Cheney warned that if Trump wins the Republican presidential primary for the third time, it could mean the end of the party.
I believe in the party, I believe in what the party can be and what the party can stand for. “I’m not ready to give up on that,” she said.
“Those of us who believe in Republican principles and ideals have a responsibility to try to restore the party to what it could be and reject so much poison and vitriol.”
The actress left the door open to her White House aspirations, which could pit her against Trump in a historically tense Republican race for the 2024 election cycle.
“I’ll make a decision about 24 days down the road,” Cheney said.
But I don’t think of it in terms of deciding whether to run for office and more in terms of, you know, as an American and as someone who’s in a position of public confidence now, how do I make sure I’m doing everything I can do the right thing?
The Jan. 6 commission’s most damning testimony to date came from Cassidy Hutchinson, Meadows’ former White House aide, who told the commission last week that the former president had tried to physically seize his car from the Secret Service in an effort to escort him. A Capitol supporter, and that he was “rushed” for his senior agent’s throat when he was suspended.
She has publicly urged the Justice Department to step up its investigations into Trump and his allies, after the investigation gained public traction in recent weeks.
“What Cassidy Hutchinson did was an incredible example of courage, courage and patriotism in the face of real pressure,” Cheney said Thursday.
She noted that no one who had questioned Hutchinson’s story in the media had cooperated with the commission in the public record.
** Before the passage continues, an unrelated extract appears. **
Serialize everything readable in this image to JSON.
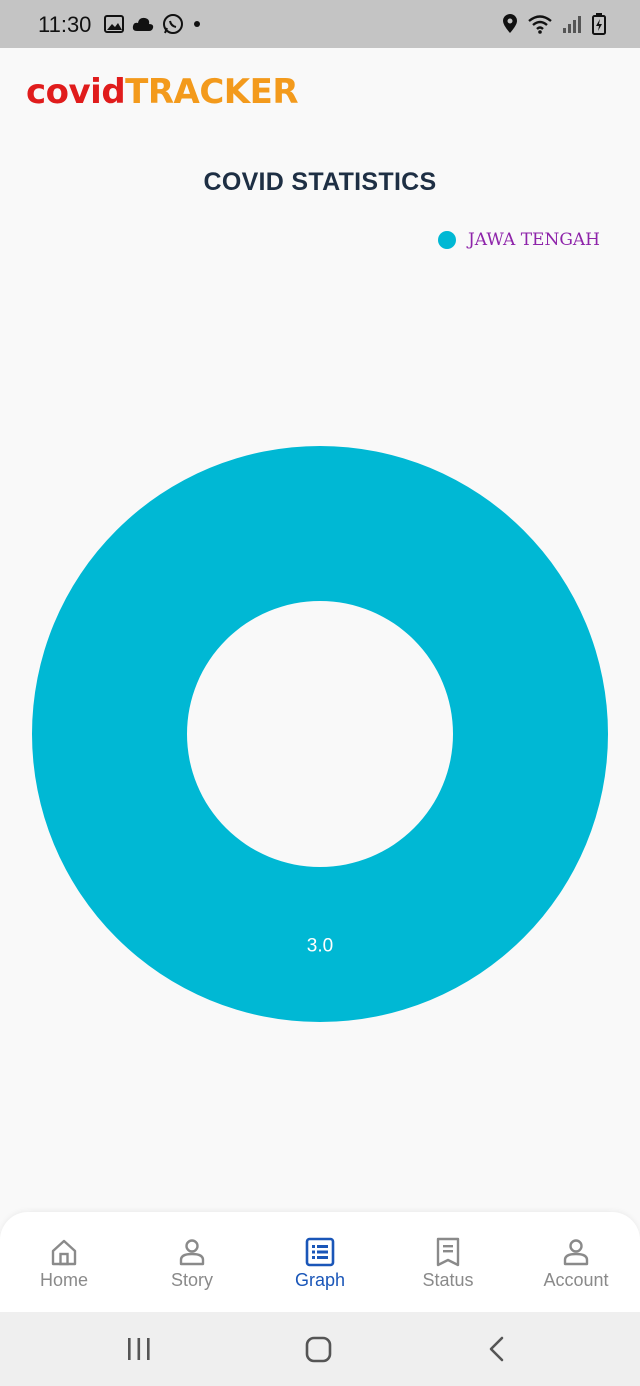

“The committee will not stand by and watch its character be assassinated by anonymous sources and by men demanding executive privilege,” Cheney said.
“And so we’re very much looking forward to additional sworn testimony on a whole range of issues.”
Asked if the commission had anything to support the testimony of the presidential motorcade, the deputy replied: “The commission has important evidence on a whole range of issues including the president’s extreme anger.”
Last week, Hutchinson testified that her former boss Meadows, along with Giuliani, personally sought a pardon for their efforts related to the January 6th and Trump allegations of 2020 election fraud.
Another surprising revelation about Trump was that he agreed to have his supporters chant “Hang Mike Pence” once they stormed the Capitol — adding a grim new context to his tweet that day in which he said his former vice president lacked “courage.”
She also testified that the former president knew his supporters were armed when he encouraged them to march on the Capitol.
Since then, Trump has distanced himself from Hutchinson and downplayed her role in his administration, while hurling a series of insults at the 25-year-old former aide.
Women live in a fantasy land. She’s a social climber – if you call that a social climber. “I think it’s a shame that this happened to our country,” Trump told Newsmax.